SOURCE RECORDS START

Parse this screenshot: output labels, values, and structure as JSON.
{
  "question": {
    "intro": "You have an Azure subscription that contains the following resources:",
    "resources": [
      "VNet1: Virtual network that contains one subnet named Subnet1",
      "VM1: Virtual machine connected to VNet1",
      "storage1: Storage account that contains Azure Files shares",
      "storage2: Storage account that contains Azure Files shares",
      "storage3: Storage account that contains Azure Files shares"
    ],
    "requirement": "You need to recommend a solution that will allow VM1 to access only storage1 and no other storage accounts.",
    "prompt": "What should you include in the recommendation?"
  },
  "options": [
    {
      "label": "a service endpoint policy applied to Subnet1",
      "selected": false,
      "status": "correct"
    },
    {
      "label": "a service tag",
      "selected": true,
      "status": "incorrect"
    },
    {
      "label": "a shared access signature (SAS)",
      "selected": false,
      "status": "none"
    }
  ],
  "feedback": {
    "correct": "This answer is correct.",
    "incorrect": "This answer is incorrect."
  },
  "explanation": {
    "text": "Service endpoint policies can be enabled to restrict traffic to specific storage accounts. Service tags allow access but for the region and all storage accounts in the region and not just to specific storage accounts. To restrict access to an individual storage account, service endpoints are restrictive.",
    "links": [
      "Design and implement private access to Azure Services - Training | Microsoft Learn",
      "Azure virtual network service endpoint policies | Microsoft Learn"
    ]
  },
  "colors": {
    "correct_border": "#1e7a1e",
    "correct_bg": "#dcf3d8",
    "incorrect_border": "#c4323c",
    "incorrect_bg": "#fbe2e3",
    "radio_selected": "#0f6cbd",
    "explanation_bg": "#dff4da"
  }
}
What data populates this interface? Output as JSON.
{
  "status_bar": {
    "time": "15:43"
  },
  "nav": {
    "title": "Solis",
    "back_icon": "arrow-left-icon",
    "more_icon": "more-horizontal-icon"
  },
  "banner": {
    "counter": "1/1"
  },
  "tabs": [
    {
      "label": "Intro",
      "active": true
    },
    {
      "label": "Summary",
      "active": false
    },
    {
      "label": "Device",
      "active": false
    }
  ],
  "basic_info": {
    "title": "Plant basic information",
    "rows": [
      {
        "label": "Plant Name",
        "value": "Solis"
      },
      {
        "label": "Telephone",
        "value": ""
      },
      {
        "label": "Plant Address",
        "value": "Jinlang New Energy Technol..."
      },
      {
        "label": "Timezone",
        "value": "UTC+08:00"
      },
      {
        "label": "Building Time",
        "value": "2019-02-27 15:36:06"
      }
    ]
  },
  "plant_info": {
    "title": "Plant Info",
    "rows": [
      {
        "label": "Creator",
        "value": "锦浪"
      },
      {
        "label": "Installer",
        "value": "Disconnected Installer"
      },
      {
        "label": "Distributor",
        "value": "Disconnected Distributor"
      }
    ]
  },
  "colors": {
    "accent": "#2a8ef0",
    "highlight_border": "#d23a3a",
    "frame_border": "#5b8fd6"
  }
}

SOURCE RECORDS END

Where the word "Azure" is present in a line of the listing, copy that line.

    "intro": "You have an Azure subscription that contains the following resources:",
      "storage1: Storage account that contains Azure Files shares",
      "storage2: Storage account that contains Azure Files shares",
      "storage3: Storage account that contains Azure Files shares"
      "Design and implement private access to Azure Services - Training | Microsoft Learn",
      "Azure virtual network service endpoint policies | Microsoft Learn"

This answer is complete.